▶ SOURCE MATERIAL
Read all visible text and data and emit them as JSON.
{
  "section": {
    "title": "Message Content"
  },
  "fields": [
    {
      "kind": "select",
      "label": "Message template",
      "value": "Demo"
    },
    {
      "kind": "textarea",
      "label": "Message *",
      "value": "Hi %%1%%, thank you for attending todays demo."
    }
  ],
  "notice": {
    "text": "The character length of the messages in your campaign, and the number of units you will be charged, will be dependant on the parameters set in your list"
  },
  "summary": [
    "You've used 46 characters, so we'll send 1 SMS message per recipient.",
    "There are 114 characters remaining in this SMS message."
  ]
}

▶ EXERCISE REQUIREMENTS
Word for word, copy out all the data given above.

▶ OUTPUT FOR THIS TASK
Read all visible text and data and emit them as JSON.
{
  "section": {
    "title": "Message Content"
  },
  "fields": [
    {
      "kind": "select",
      "label": "Message template",
      "value": "Demo"
    },
    {
      "kind": "textarea",
      "label": "Message *",
      "value": "Hi %%1%%, thank you for attending todays demo."
    }
  ],
  "notice": {
    "text": "The character length of the messages in your campaign, and the number of units you will be charged, will be dependant on the parameters set in your list"
  },
  "summary": [
    "You've used 46 characters, so we'll send 1 SMS message per recipient.",
    "There are 114 characters remaining in this SMS message."
  ]
}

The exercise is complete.